(Saturday, May 12)
Armenia’s newly appointed Education Minister Arayik Harutiunian tells “Zhoghovurd” that he is planning significant reforms of public education in the country and will hold substantive discussions on the matter with experts and civil society members. “Experts and I have the impression that there are many problems which have not been solved until now due to a lack of political will,” he says. “Many of those problems can be solved quickly. They include the politicization of public schools, [illegal] collection of money [from students,] the politicization of universities and the problem of their effective management and a lack of autonomy.”
Interviewed by “Hraparak,” Edmon Marukian, a leader of the opposition Yelk alliance, says that the new Armenian government headed by Nikol Pashinian is not seeking to replace the current leaders of the National Assembly mostly affiliated with the Republican Party (HHK) for the time being. He also reuses to speculate about possible defections from the HHK’s parliamentary faction which would cause Serzh Sarkisian’s party to lose its majority in the National Assembly.
Speaking to “Aravot,” Alen Simonian, a senior member of Pashinian’s Civil Contract party, downplays criticism of some of the appointments made by the new prime minister. He says that the criticism is the result of misunderstandings and will not damage the new government’s popularity.

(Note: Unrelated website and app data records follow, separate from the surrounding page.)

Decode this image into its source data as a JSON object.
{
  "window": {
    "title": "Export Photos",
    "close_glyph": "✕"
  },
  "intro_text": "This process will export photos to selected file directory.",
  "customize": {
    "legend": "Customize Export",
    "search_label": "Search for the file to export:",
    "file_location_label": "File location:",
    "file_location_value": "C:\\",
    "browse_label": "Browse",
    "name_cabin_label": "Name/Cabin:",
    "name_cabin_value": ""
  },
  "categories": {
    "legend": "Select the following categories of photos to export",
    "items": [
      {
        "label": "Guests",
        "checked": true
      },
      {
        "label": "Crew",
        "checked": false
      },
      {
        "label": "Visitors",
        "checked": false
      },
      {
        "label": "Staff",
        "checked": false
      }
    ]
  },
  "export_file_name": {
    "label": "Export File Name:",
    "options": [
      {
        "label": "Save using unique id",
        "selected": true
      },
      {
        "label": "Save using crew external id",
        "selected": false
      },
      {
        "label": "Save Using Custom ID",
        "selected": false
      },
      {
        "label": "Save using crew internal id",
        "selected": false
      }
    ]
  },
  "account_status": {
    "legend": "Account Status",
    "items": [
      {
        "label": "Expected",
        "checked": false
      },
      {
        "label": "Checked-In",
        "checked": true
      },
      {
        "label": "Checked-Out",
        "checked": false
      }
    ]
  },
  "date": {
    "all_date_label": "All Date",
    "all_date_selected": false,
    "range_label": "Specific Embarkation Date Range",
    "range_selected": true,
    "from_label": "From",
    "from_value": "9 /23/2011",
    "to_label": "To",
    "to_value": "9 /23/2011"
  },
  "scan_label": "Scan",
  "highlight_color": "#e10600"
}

Ryszard Czarnecki, a deputy speaker of the European Parliament, tells “168 Zham” that Pashinian’s election as prime minister opened up “new opportunities” for Armenia’s relationship with the European Union. “There are also concerns that the interim government will concentrate on organizing fresh parliamentary elections and avoid dealing with foreign policy issues in earnest,” he says. He says Pashinian’s government should take “bolder” steps in the international arena than the previous Armenian governments did.